BlackRock also added a section to its proxy voting guidelines on climate risk reiterating that it seeks disclosure aligned with the TCFD. For companies operating in sectors that are highly exposed to climate-related risks, BlackRock expects the board to demonstrate oversight including an understanding of how climate risk affects the business and how management is dealing with the risk. Its guidelines still say that climate-related shareholder proposals will be voted on a case-by-case basis, but the language was strengthened and in an earlier section, BlackRock removed the sentence that states that it takes an engagement first approach. The strengthened language could signal a change in BlackRock’s willingness to support climate-related shareholder proposals in 2020. Given BlackRock’s size and influence as the largest asset manager in the world, this shift could be significant.

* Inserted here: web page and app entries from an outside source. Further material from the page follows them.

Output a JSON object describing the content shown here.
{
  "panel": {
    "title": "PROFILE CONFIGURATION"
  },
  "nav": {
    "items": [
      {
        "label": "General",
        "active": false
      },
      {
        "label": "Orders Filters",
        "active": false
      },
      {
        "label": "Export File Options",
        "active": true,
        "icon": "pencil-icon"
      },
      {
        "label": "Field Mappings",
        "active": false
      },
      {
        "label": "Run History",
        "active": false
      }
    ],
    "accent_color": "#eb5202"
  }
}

Investors are seeking appropriate oversight of climate-related issues and a few have updated their guidelines to directly address this issue. OTPP has added a new section on board accountability for climate change oversight to its proxy voting guidelines. OTPP will now consider opposing relevant director(s), chair(s) or committee(s) when it determines that the board has not demonstrated appropriate oversight of climate-related risks. Schroders has also added a section to its guidelines stating that it will oppose directors where it determines that the board is not demonstrating sufficient preparedness in overseeing and addressing key climate risks.

Finally, Allianz Global Investors made headlines in February 2020 with an announcement that it was updating its Global Corporate Governance guidelines to pressure companies to do more to manage climate-related risk.[4] Allianz Global wants its portfolio companies to use the TCFD to assess the impact of climate risks on their business. At the time of writing, updated guidelines have not been released.

Social Issues

Although shareholder proposals have increasingly been focused on social issues, investors have historically been less likely to have guidelines addressing specific social issues. This year, there have been a few guideline updates in this area. The California Public Employees’ Retirement System (CalPERS) introduced an additional guideline stating that boards should have oversight of the potential risks related to corporate culture. LGIM also made significant updates to its guidelines detailing its expectations on disclosure related to culture. LGIM will now look for disclosure of how culture is measured and how it relates to business strategy, how mission statement values are communicated and reinforced, any key performance indicators that are linked to culture and any relevant data linked to the workforce. Most investors’ voting guidelines only address how they will vote on social shareholder proposals, however the “S” of ESG is a fast-growing area that should be monitored by companies.


Overall, investors’ stewardship activities are becoming more sophisticated as their approaches to ESG integration continue to evolve. While the majority prefer to engage with companies when ESG concerns exist, there is increasing appetite to hold boards accountable for a lack of progress and to reinforce ESG priorities through the exercise of shareholder voting rights. Companies should be prepared to answer investor questions about how ESG factors are being identified and monitored within their business and expect more active shareholder voting on the issues of board diversity, director overboarding, corporate culture and climate change.

About ESG Global Advisors

ESG Global Advisors bridges the gap between companies and investors on environmental, social and governance (ESG) factors. A multi- disciplinary team with significant investor and corporate experience, we are uniquely positioned to offer expert advice to companies and investors on material ESG factors that drive long-term value, including climate change. We assist companies and boards of directors with:

  • Understanding how investors integrate ESG factors into investment processes and stewardship
  • Developing strategies for managing material ESG factors to generate superior long-term value
  • Developing approaches to ESG-related disclosure and engagement with shareholders

Learn more at

This document is for general information purposes only and is not intended to provide legal, accounting, investment, financial or other advice.